* Exercise aim
Collect all lines below with the string "compare".

(Web page and app entries)
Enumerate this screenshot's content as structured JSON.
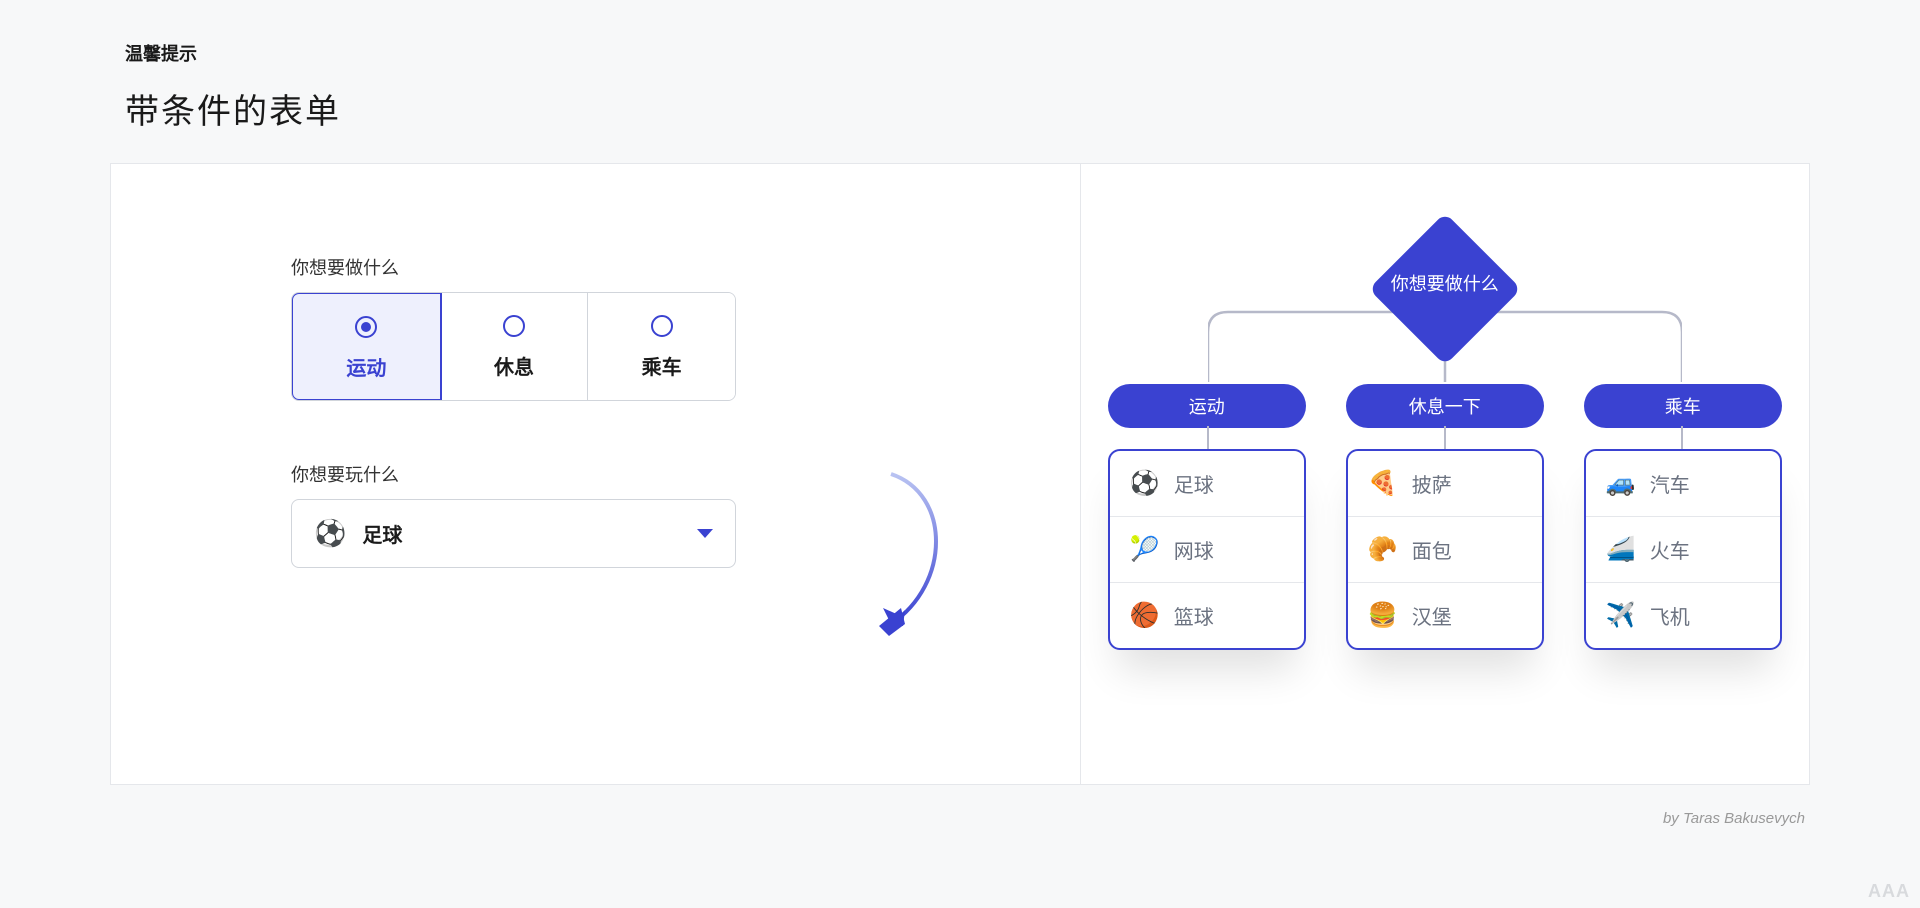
{
  "header": {
    "tag": "温馨提示",
    "title": "带条件的表单"
  },
  "form": {
    "question1": "你想要做什么",
    "options": [
      {
        "label": "运动",
        "selected": true
      },
      {
        "label": "休息",
        "selected": false
      },
      {
        "label": "乘车",
        "selected": false
      }
    ],
    "question2": "你想要玩什么",
    "dropdown": {
      "icon": "⚽",
      "value": "足球"
    }
  },
  "diagram": {
    "root": "你想要做什么",
    "branches": [
      {
        "label": "运动",
        "items": [
          {
            "icon": "⚽",
            "text": "足球"
          },
          {
            "icon": "🎾",
            "text": "网球"
          },
          {
            "icon": "🏀",
            "text": "篮球"
          }
        ]
      },
      {
        "label": "休息一下",
        "items": [
          {
            "icon": "🍕",
            "text": "披萨"
          },
          {
            "icon": "🥐",
            "text": "面包"
          },
          {
            "icon": "🍔",
            "text": "汉堡"
          }
        ]
      },
      {
        "label": "乘车",
        "items": [
          {
            "icon": "🚙",
            "text": "汽车"
          },
          {
            "icon": "🚄",
            "text": "火车"
          },
          {
            "icon": "✈️",
            "text": "飞机"
          }
        ]
      }
    ]
  },
  "footer": {
    "credit": "by Taras Bakusevych"
  },
  "watermark": "AAA"
}
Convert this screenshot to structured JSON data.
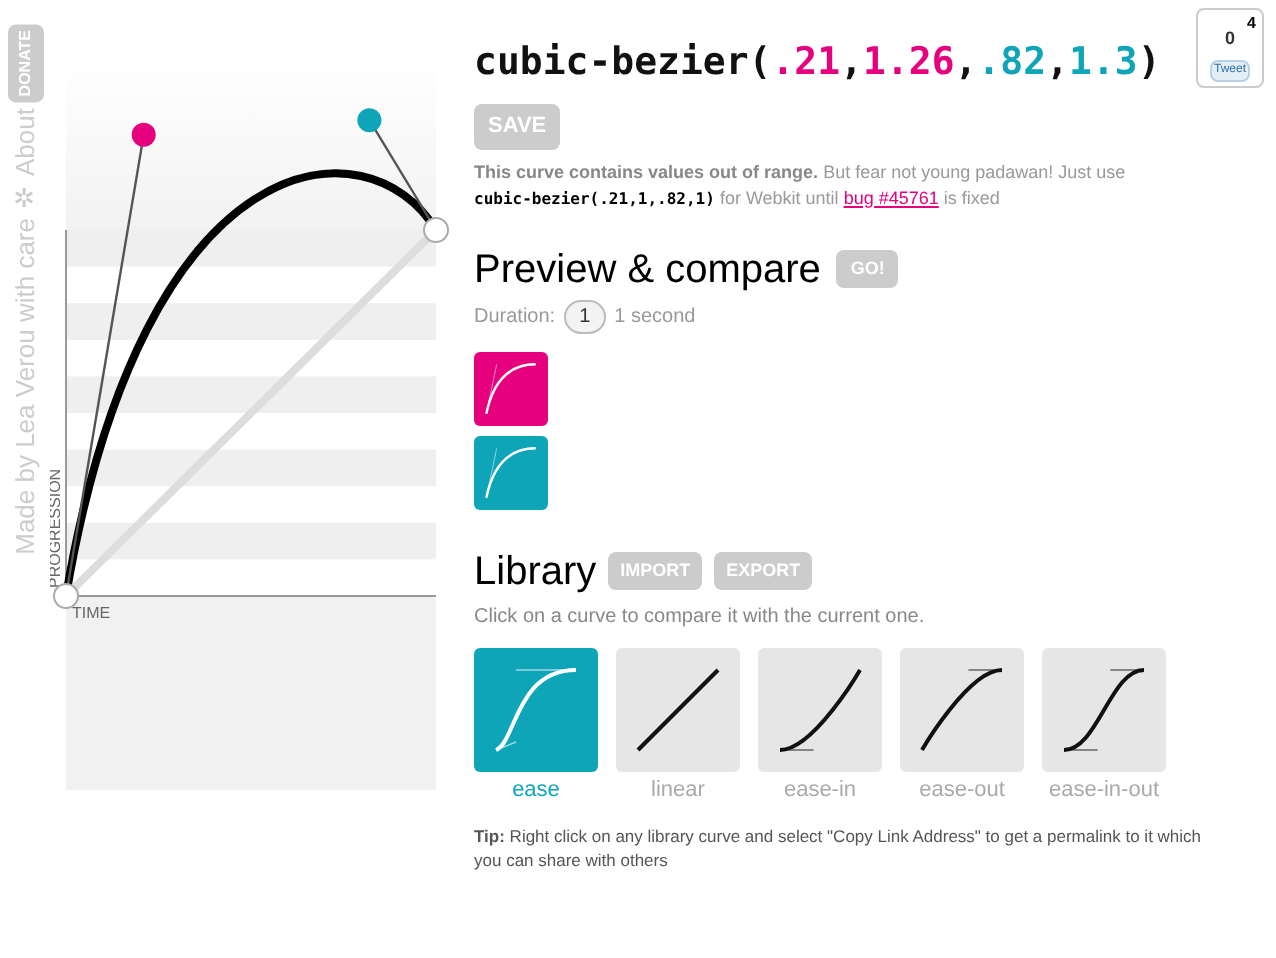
{
  "sidebar": {
    "credit": "Made by Lea Verou with care",
    "separator": "✲",
    "about": "About",
    "donate": "DONATE"
  },
  "graph": {
    "x_label": "TIME",
    "y_label": "PROGRESSION"
  },
  "title": [
    {
      "text": "cubic-bezier(",
      "color": "#111111"
    },
    {
      "text": ".21",
      "color": "#e6007e"
    },
    {
      "text": ",",
      "color": "#111111"
    },
    {
      "text": "1.26",
      "color": "#e6007e"
    },
    {
      "text": ",",
      "color": "#111111"
    },
    {
      "text": ".82",
      "color": "#0ea5b8"
    },
    {
      "text": ",",
      "color": "#111111"
    },
    {
      "text": "1.3",
      "color": "#0ea5b8"
    },
    {
      "text": ")",
      "color": "#111111"
    }
  ],
  "tweet": {
    "count": "0",
    "badge": "4",
    "button": "Tweet"
  },
  "save_button": "SAVE",
  "warning": {
    "bold": "This curve contains values out of range.",
    "text": "But fear not young padawan! Just use",
    "code": "cubic-bezier(.21,1,.82,1)",
    "after": "for Webkit until",
    "link": "bug #45761",
    "end": "is fixed"
  },
  "preview": {
    "heading": "Preview & compare",
    "go_button": "GO!",
    "duration_label": "Duration:",
    "duration_value": "1",
    "duration_unit": "1 second",
    "swatches": [
      {
        "color": "#e6007e"
      },
      {
        "color": "#0ea5b8"
      }
    ]
  },
  "library": {
    "heading": "Library",
    "import_button": "IMPORT",
    "export_button": "EXPORT",
    "hint": "Click on a curve to compare it with the current one.",
    "items": [
      {
        "label": "ease",
        "kind": "ease",
        "selected": true
      },
      {
        "label": "linear",
        "kind": "linear",
        "selected": false
      },
      {
        "label": "ease-in",
        "kind": "ease-in",
        "selected": false
      },
      {
        "label": "ease-out",
        "kind": "ease-out",
        "selected": false
      },
      {
        "label": "ease-in-out",
        "kind": "ease-in-out",
        "selected": false
      }
    ],
    "tip": "**Tip:** Right click on any library curve and select \"Copy Link Address\" to get a permalink to it which you can share with others"
  }
}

* Exercise answer
    "heading": "Preview & compare",
    "hint": "Click on a curve to compare it with the current one.",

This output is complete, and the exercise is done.